Could you return each line of the material that has "comment" in it?

□ □ □ □

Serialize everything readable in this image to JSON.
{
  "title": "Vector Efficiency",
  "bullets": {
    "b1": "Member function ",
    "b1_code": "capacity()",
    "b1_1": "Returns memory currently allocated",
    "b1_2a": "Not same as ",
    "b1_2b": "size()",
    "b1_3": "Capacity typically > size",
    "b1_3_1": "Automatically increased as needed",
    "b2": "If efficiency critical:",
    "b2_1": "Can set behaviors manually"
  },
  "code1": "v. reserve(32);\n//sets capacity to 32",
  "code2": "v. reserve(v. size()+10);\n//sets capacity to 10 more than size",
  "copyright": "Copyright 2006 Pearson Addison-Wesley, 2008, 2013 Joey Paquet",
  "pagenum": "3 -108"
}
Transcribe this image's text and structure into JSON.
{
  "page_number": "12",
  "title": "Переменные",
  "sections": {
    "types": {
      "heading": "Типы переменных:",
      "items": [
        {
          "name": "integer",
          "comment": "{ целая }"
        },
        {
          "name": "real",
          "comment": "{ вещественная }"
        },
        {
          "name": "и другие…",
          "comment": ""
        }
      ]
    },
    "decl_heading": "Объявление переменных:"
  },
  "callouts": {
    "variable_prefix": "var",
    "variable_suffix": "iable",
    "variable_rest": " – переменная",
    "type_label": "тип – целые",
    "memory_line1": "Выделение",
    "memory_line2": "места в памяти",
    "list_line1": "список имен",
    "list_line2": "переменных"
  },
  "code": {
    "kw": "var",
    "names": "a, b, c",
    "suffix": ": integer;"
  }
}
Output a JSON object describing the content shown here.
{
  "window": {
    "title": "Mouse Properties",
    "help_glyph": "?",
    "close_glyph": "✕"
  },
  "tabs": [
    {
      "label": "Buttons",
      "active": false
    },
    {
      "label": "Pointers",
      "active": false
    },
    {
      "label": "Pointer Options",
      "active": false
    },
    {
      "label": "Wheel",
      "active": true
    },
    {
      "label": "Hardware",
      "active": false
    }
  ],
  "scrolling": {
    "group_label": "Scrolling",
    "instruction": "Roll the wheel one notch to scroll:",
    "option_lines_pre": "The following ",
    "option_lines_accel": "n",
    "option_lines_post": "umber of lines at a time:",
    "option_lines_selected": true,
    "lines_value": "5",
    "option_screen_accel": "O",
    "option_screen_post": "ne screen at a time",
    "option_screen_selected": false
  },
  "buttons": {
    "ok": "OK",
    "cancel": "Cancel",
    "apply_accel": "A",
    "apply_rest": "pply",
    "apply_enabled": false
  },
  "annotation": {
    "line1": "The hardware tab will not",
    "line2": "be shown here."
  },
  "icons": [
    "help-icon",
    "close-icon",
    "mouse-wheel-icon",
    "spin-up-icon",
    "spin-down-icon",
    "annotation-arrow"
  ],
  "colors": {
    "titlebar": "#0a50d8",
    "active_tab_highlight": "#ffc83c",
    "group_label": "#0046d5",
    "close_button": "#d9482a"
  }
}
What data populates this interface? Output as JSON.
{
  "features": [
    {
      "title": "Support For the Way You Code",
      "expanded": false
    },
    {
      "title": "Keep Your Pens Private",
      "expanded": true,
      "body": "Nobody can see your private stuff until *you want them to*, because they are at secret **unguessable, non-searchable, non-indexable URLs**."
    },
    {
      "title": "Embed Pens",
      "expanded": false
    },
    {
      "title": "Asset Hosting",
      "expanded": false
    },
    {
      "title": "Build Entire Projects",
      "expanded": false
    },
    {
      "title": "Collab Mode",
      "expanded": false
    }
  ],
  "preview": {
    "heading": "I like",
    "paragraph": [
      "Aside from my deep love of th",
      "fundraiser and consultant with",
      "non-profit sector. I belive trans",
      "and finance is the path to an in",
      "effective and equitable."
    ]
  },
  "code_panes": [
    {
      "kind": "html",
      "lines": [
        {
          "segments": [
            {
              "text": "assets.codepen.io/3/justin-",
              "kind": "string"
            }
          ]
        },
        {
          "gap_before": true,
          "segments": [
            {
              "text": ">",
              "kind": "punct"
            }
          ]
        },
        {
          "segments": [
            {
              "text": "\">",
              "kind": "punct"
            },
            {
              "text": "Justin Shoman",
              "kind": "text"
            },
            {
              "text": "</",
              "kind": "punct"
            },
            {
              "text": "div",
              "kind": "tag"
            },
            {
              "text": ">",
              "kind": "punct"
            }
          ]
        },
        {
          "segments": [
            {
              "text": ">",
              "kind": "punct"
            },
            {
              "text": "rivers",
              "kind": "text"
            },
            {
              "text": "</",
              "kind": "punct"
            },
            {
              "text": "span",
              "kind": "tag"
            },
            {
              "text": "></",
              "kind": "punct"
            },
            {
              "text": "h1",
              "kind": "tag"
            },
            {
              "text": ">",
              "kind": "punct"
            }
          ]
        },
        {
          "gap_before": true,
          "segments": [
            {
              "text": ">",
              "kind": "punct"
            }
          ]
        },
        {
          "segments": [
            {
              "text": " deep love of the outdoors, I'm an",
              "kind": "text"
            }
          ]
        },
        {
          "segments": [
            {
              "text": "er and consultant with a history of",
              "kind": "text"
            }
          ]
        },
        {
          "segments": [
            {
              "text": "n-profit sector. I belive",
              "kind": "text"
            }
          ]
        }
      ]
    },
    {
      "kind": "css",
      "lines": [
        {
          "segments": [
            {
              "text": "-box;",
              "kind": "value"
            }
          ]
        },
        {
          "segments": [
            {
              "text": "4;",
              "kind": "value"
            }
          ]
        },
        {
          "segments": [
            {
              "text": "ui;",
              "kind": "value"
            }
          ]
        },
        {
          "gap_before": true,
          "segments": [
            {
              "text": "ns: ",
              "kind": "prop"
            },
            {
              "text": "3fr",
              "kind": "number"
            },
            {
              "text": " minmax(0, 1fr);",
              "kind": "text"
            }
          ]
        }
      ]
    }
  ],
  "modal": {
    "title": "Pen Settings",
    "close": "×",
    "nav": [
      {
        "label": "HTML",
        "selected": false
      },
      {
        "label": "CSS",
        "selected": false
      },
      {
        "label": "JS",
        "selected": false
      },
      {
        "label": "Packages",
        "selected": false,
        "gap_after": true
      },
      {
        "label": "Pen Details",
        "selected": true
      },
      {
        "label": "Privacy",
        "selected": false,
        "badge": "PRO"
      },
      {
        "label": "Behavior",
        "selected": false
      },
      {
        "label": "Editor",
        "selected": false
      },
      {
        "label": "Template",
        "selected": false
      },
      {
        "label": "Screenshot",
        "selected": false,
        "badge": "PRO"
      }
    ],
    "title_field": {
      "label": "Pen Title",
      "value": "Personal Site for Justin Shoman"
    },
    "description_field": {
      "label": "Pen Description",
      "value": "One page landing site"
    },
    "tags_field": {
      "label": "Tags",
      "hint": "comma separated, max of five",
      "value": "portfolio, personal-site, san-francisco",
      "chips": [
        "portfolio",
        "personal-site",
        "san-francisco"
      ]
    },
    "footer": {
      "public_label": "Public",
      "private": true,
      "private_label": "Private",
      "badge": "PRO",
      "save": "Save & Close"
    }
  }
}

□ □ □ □

_RESULT OF THE EXERCISE_.
          "comment": "{ целая }"
          "comment": "{ вещественная }"
          "comment": ""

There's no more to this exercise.